Strategic change in Pakistan will come only when people who do not share the military's psychology and parochial institutional interests acquire real power. The following four U.S. policy changes would help.
First, Washington must give up the illusion that it can change the Pakistani military's mind-set and stop offering it money to do so. Pakistanis, especially in the Inter-Services Intelligence agency, or ISI, see Afghanistan as America's war. And the ISI is obsessed with preventing America's new favorite friend, India, from gaining inroads there. Neither money nor the threat of its withdrawal will motivate the Pakistani security establishment to fight Pashtuns and other warriors who threaten Afghanistan, India and the U.S. Rather than demand and offer to pay large sums for Pakistanis to fight people they do not think are their enemies, the U.S. could concentrate support and funding on campaigns to counter extremist violence within Pakistan.
Washington could foster Pakistan's economic development, self-regard and confidence in American intentions by removing barriers to Pakistani textile and apparel exports to the United States. Americans often profess that trade is better than aid. But to protect the tiny and unviable remaining textile and apparel sector in the United States, Congress blocks efforts to lower tariffs on Pakistani imports of these goods. By removing these protectionist tariffs, Washington would help spur Pakistan's economic growth without the psychological baggage often attached to aid when it is perceived as charity. Rather than harming the tiny American export sector, Pakistan would gain at China's and other Asian exporters' expense.
The United States also needs to correct the impression that Pakistani interests and lives mean less than the interests and lives of Indians. When Indians are killed by terrorists linked to Pakistan, the U.S. rightly decries the loss of life and demands that Pakistan bring the perpetrators to justice and curtail the operations of violent extremists. But when Pakistanis and Muslims in Kashmir and other parts of India have been the victims of terrorism, pogrom-like attacks and excessive use of state force, Washington has been relatively quiescent, not wanting to complicate improving relations with India. This demoralizes and often enrages Pakistanis, undermines U.S. credibility and makes it more difficult for progressive Pakistanis to campaign against violent extremist forces in their society.

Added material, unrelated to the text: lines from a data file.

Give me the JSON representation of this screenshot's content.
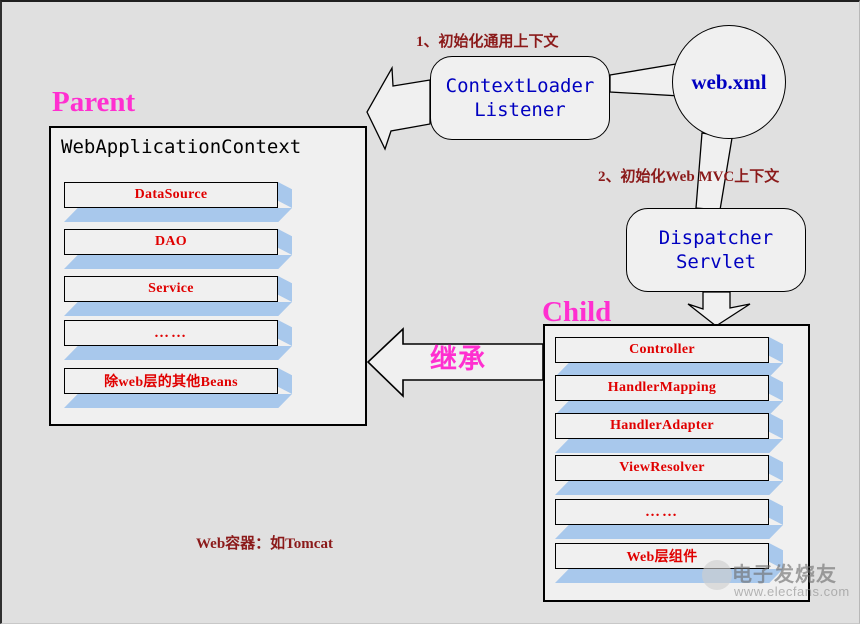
{
  "diagram": {
    "title": "Spring WebApplicationContext Parent / Child Hierarchy",
    "colors": {
      "background": "#e0e0e0",
      "section_title": "#ff2fd0",
      "bean_label": "#e00000",
      "process_label": "#0000c0",
      "annotation": "#8b1a1a",
      "slab_shadow": "#a8c8ec",
      "box_fill": "#f0f0f0",
      "outline": "#000000"
    }
  },
  "parent": {
    "section_title": "Parent",
    "container_label": "WebApplicationContext",
    "beans": [
      {
        "label": "DataSource"
      },
      {
        "label": "DAO"
      },
      {
        "label": "Service"
      },
      {
        "label": "……"
      },
      {
        "label": "除web层的其他Beans"
      }
    ]
  },
  "child": {
    "section_title": "Child",
    "beans": [
      {
        "label": "Controller"
      },
      {
        "label": "HandlerMapping"
      },
      {
        "label": "HandlerAdapter"
      },
      {
        "label": "ViewResolver"
      },
      {
        "label": "……"
      },
      {
        "label": "Web层组件"
      }
    ]
  },
  "nodes": {
    "web_xml": "web.xml",
    "context_loader_listener": "ContextLoader\nListener",
    "dispatcher_servlet": "Dispatcher\nServlet"
  },
  "annotations": {
    "step1": "1、初始化通用上下文",
    "step2": "2、初始化Web MVC上下文",
    "inherit": "继承",
    "web_container": "Web容器：如Tomcat"
  },
  "watermark": {
    "brand": "电子发烧友",
    "url": "www.elecfans.com"
  }
}
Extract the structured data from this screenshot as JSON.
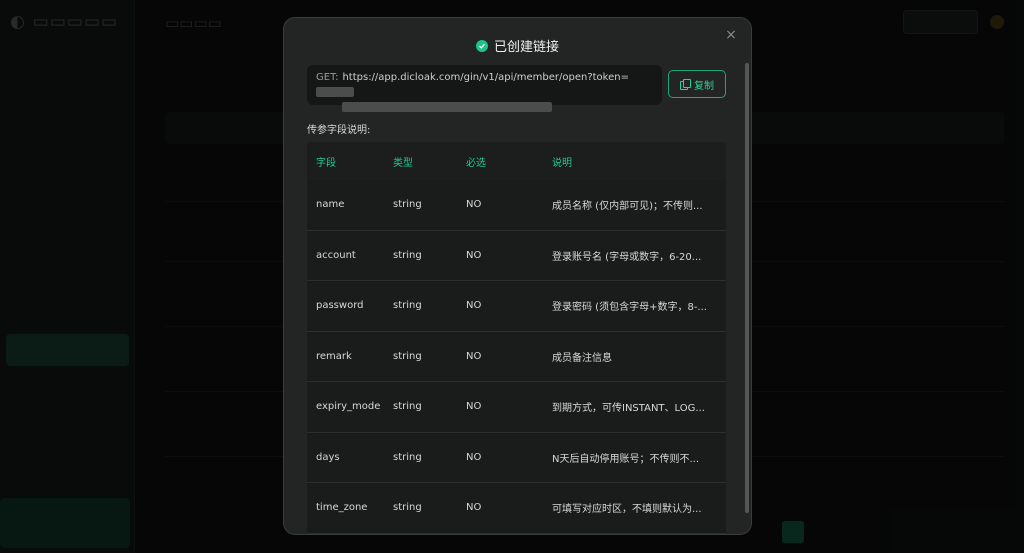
{
  "modal": {
    "title": "已创建链接",
    "close": "×",
    "url_method": "GET:",
    "url_value": "https://app.dicloak.com/gin/v1/api/member/open?token=",
    "copy_label": "复制",
    "section_label": "传参字段说明:"
  },
  "table": {
    "headers": [
      "字段",
      "类型",
      "必选",
      "说明"
    ],
    "rows": [
      {
        "field": "name",
        "type": "string",
        "required": "NO",
        "desc": "成员名称 (仅内部可见)；不传则..."
      },
      {
        "field": "account",
        "type": "string",
        "required": "NO",
        "desc": "登录账号名 (字母或数字，6-20..."
      },
      {
        "field": "password",
        "type": "string",
        "required": "NO",
        "desc": "登录密码 (须包含字母+数字，8-..."
      },
      {
        "field": "remark",
        "type": "string",
        "required": "NO",
        "desc": "成员备注信息"
      },
      {
        "field": "expiry_mode",
        "type": "string",
        "required": "NO",
        "desc": "到期方式，可传INSTANT、LOG..."
      },
      {
        "field": "days",
        "type": "string",
        "required": "NO",
        "desc": "N天后自动停用账号；不传则不..."
      },
      {
        "field": "time_zone",
        "type": "string",
        "required": "NO",
        "desc": "可填写对应时区，不填则默认为..."
      }
    ]
  },
  "colors": {
    "accent": "#21c990",
    "modal_bg": "#232424",
    "page_bg": "#0b0c0c"
  }
}
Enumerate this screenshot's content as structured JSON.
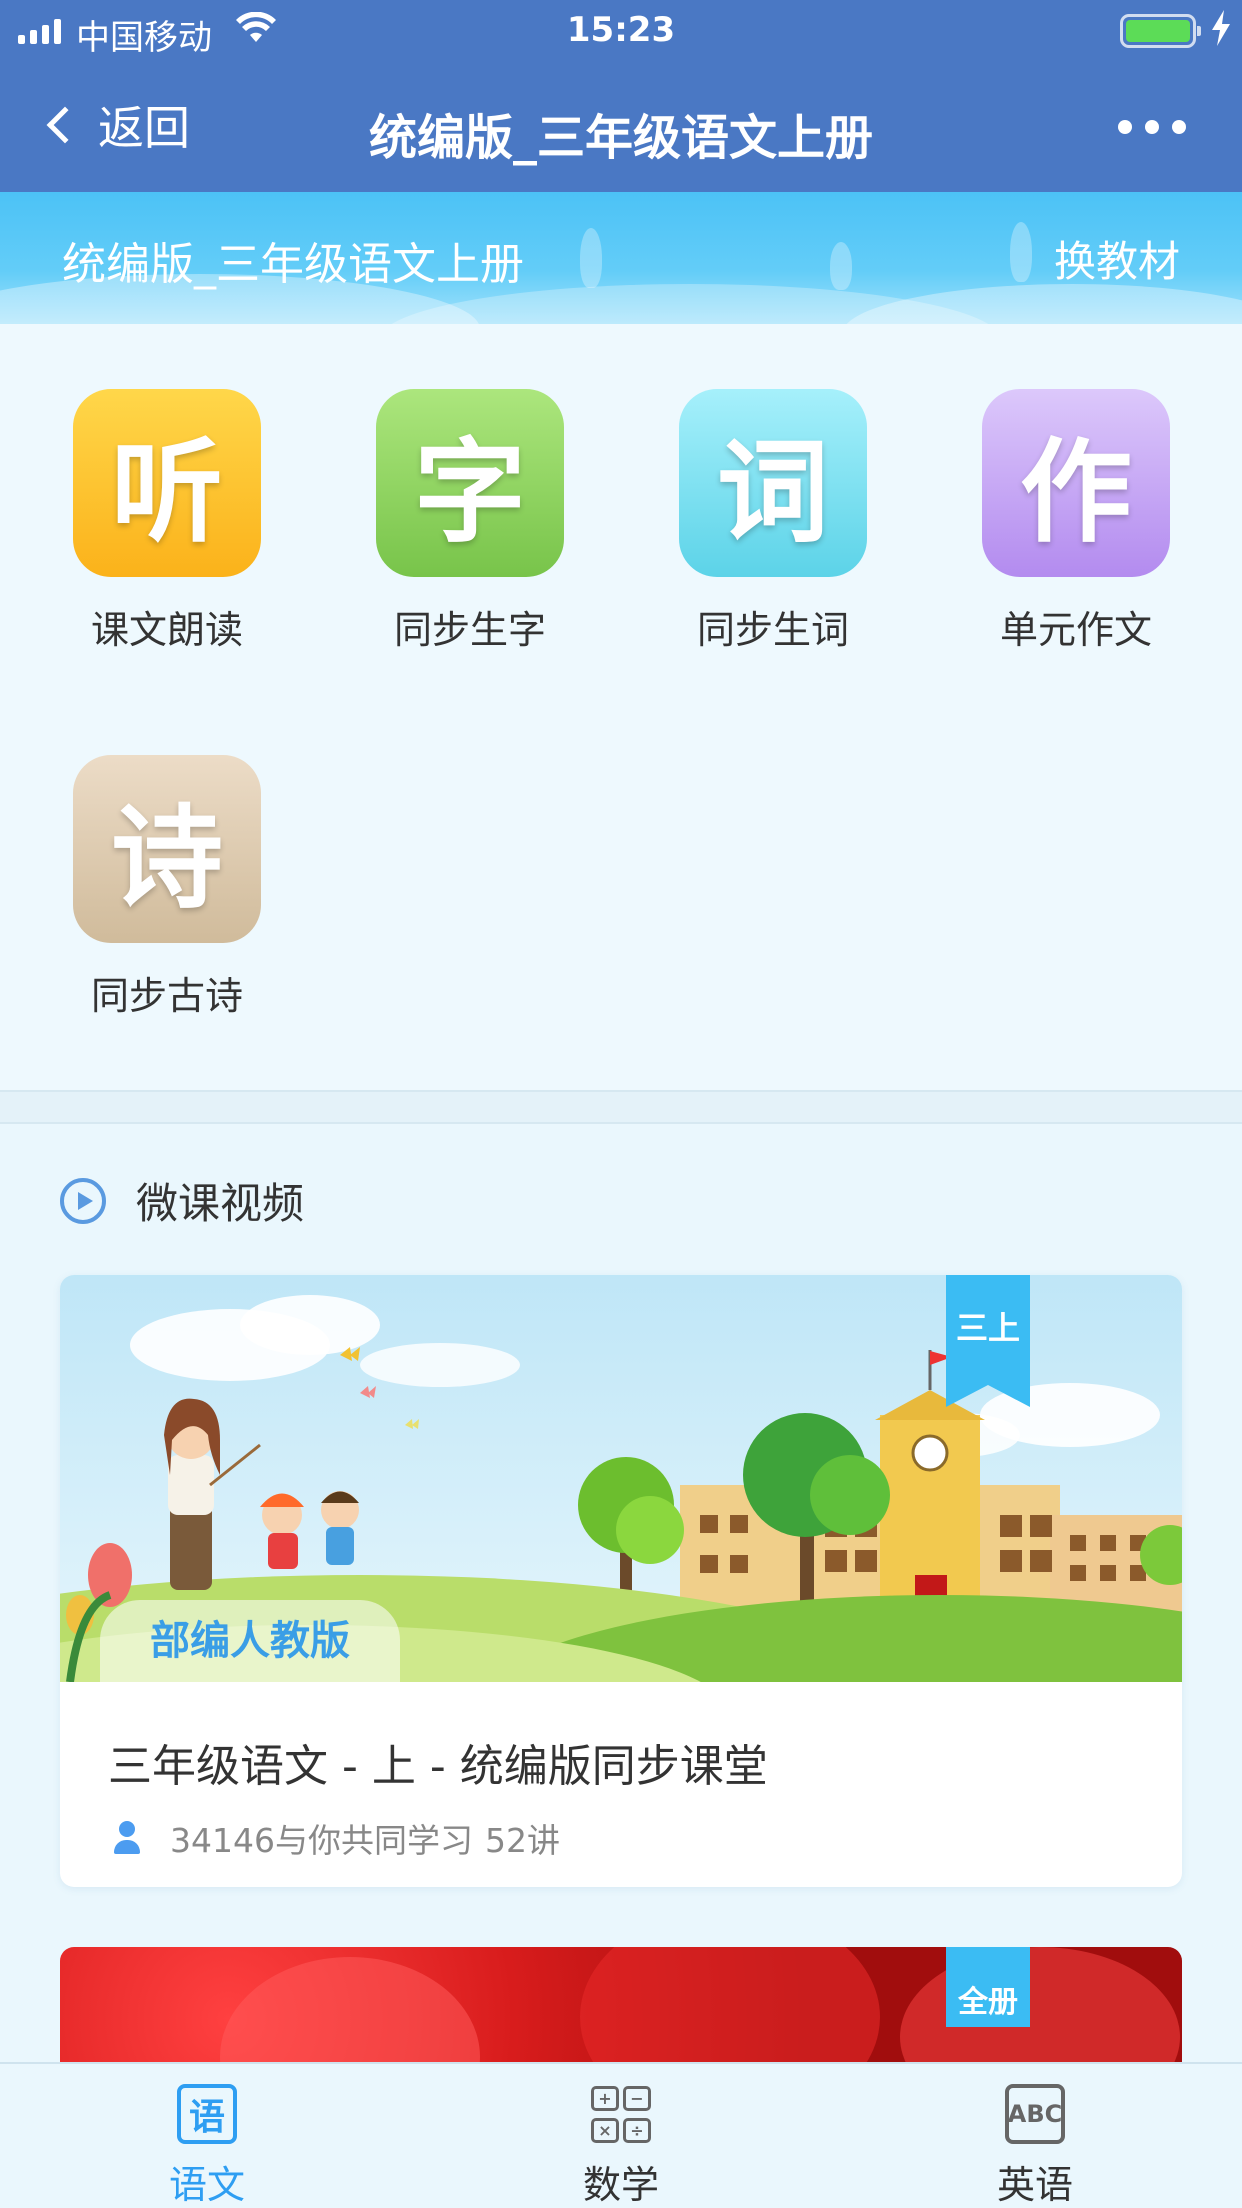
{
  "status_bar": {
    "carrier": "中国移动",
    "time": "15:23"
  },
  "nav": {
    "back_label": "返回",
    "title": "统编版_三年级语文上册"
  },
  "banner": {
    "book_name": "统编版_三年级语文上册",
    "switch_label": "换教材"
  },
  "features": [
    {
      "glyph": "听",
      "label": "课文朗读",
      "color": "#fcc232"
    },
    {
      "glyph": "字",
      "label": "同步生字",
      "color": "#8fd25f"
    },
    {
      "glyph": "词",
      "label": "同步生词",
      "color": "#7fe0f0"
    },
    {
      "glyph": "作",
      "label": "单元作文",
      "color": "#c7a8f6"
    },
    {
      "glyph": "诗",
      "label": "同步古诗",
      "color": "#ddc9ad"
    }
  ],
  "micro_video": {
    "section_title": "微课视频",
    "courses": [
      {
        "grade_badge": "三上",
        "publisher_tag": "部编人教版",
        "title": "三年级语文 - 上 - 统编版同步课堂",
        "learners": "34146与你共同学习",
        "lessons": "52讲"
      },
      {
        "grade_badge": "全册"
      }
    ]
  },
  "tabs": [
    {
      "label": "语文",
      "icon": "chinese-tab-icon",
      "active": true
    },
    {
      "label": "数学",
      "icon": "math-tab-icon",
      "active": false
    },
    {
      "label": "英语",
      "icon": "english-tab-icon",
      "active": false
    }
  ],
  "colors": {
    "nav_blue": "#4a78c4",
    "accent_blue": "#2e9ef2",
    "page_bg": "#eaf7fd"
  }
}
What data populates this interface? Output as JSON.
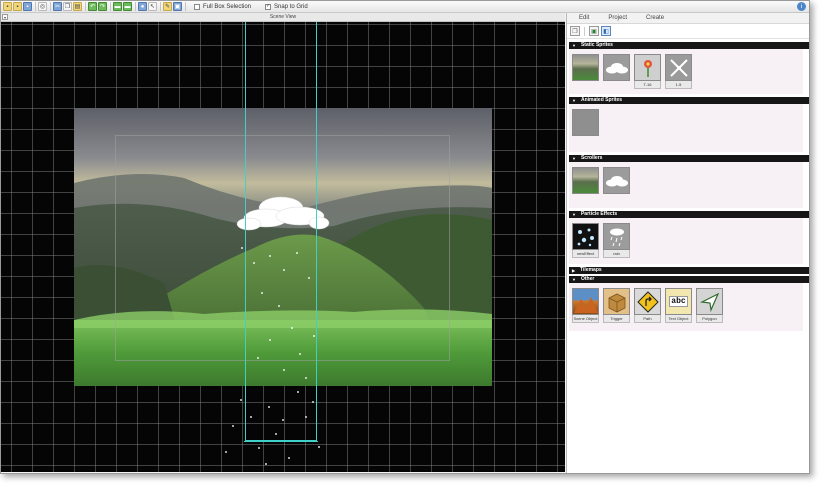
{
  "toolbar": {
    "full_box_selection_label": "Full Box Selection",
    "full_box_selection_checked": false,
    "snap_to_grid_label": "Snap to Grid",
    "snap_to_grid_checked": true,
    "icons": [
      "new-icon",
      "open-icon",
      "save-icon",
      "find-icon",
      "cut-icon",
      "copy-icon",
      "paste-icon",
      "undo-icon",
      "redo-icon",
      "folder-icon",
      "folder-icon",
      "settings-icon",
      "cursor-icon",
      "brush-icon",
      "preview-icon"
    ],
    "help_icon": "info-icon"
  },
  "scene": {
    "title": "Scene View",
    "colors": {
      "selection": "#3fd1c8",
      "grid": "#8c8c8c",
      "background": "#050505"
    }
  },
  "panel": {
    "tabs": [
      "Edit",
      "Project",
      "Create"
    ],
    "tools": [
      "copy-icon",
      "image-icon",
      "layers-icon"
    ],
    "sections": {
      "static_sprites": {
        "title": "Static Sprites",
        "items": [
          {
            "caption": "",
            "icon": "landscape-icon"
          },
          {
            "caption": "",
            "icon": "cloud-icon"
          },
          {
            "caption": "T-16",
            "icon": "flower-icon"
          },
          {
            "caption": "1-5",
            "icon": "sparkle-icon"
          }
        ]
      },
      "animated_sprites": {
        "title": "Animated Sprites",
        "items": [
          {
            "caption": "",
            "icon": "blank-sprite-icon"
          }
        ]
      },
      "scrollers": {
        "title": "Scrollers",
        "items": [
          {
            "caption": "",
            "icon": "landscape-icon"
          },
          {
            "caption": "",
            "icon": "cloud-icon"
          }
        ]
      },
      "particle_effects": {
        "title": "Particle Effects",
        "items": [
          {
            "caption": "newEffect",
            "icon": "particles-icon"
          },
          {
            "caption": "rain",
            "icon": "rain-icon"
          }
        ]
      },
      "tilemaps": {
        "title": "Tilemaps"
      },
      "other": {
        "title": "Other",
        "items": [
          {
            "caption": "Scene Object",
            "icon": "scene-object-icon"
          },
          {
            "caption": "Trigger",
            "icon": "trigger-box-icon"
          },
          {
            "caption": "Path",
            "icon": "path-sign-icon"
          },
          {
            "caption": "Text Object",
            "icon": "text-object-icon",
            "text": "abc"
          },
          {
            "caption": "Polygon",
            "icon": "polygon-icon"
          }
        ]
      }
    }
  }
}
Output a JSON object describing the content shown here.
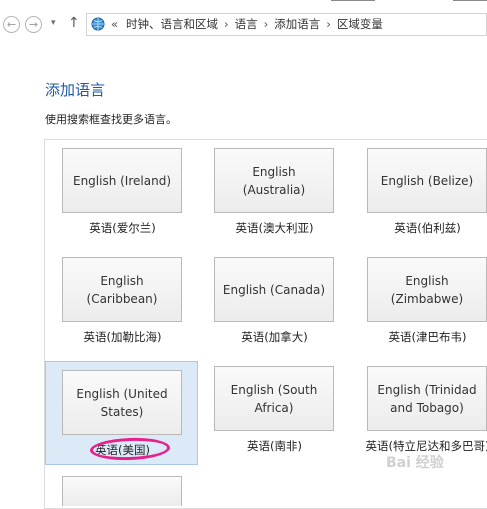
{
  "address_bar": {
    "chevrons": "«",
    "breadcrumbs": [
      "时钟、语言和区域",
      "语言",
      "添加语言",
      "区域变量"
    ]
  },
  "page": {
    "title": "添加语言",
    "subtitle": "使用搜索框查找更多语言。"
  },
  "languages": [
    {
      "tile": "English (Ireland)",
      "caption": "英语(爱尔兰)"
    },
    {
      "tile": "English (Australia)",
      "caption": "英语(澳大利亚)"
    },
    {
      "tile": "English (Belize)",
      "caption": "英语(伯利兹)"
    },
    {
      "tile": "English (Caribbean)",
      "caption": "英语(加勒比海)"
    },
    {
      "tile": "English (Canada)",
      "caption": "英语(加拿大)"
    },
    {
      "tile": "English (Zimbabwe)",
      "caption": "英语(津巴布韦)"
    },
    {
      "tile": "English (United States)",
      "caption": "英语(美国)",
      "selected": true
    },
    {
      "tile": "English (South Africa)",
      "caption": "英语(南非)"
    },
    {
      "tile": "English (Trinidad and Tobago)",
      "caption": "英语(特立尼达和多巴哥)"
    }
  ],
  "colors": {
    "title": "#1e5aa8",
    "selection": "#dceaf8",
    "highlight_circle": "#e8208c"
  },
  "icons": [
    "back-arrow-icon",
    "forward-arrow-icon",
    "dropdown-icon",
    "up-arrow-icon",
    "globe-icon"
  ],
  "watermark": "Bai 经验"
}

The U.S. would be wiser to join with progressive Indians and Pakistanis in decorously speaking truth to power when India does not correct injustices that undermine regional stability.
Finally, Washington would serve American and Pakistani interests by acknowledging that well-intentioned civilian development and assistance programs — Congress authorized $7.5 billion for these purposes in 2009 — are not working as intended. There is enough money, but there are so many restrictions on it, and program administrators are rotated in and out of Pakistan so frequently, that it makes the British empire look positively sensitive and innovative by comparison. The U.S. should stop — temporarily — making new project commitments in order to give itself time to work with multinational organizations and Pakistani civil society groups, business leaders and officials with grass-roots knowledge to find a way to fund programs that actually alleviate Pakistan's internal crises.
Pakistan's security establishment will remain an impediment to healing the many internal injustices and conflicts that have kept the country from realizing the hopes of its founding. But if Washington stops doing harm and makes its support of progressive Pakistanis clearer, there is a chance that Pakistanis can step forward and renew their own country.
George Perkovich is vice president for studies at the Carnegie Endowment for International Peace and the author of a forthcoming Carnegie publication, "Stop Enabling Pakistan's Dangerous Dysfunction."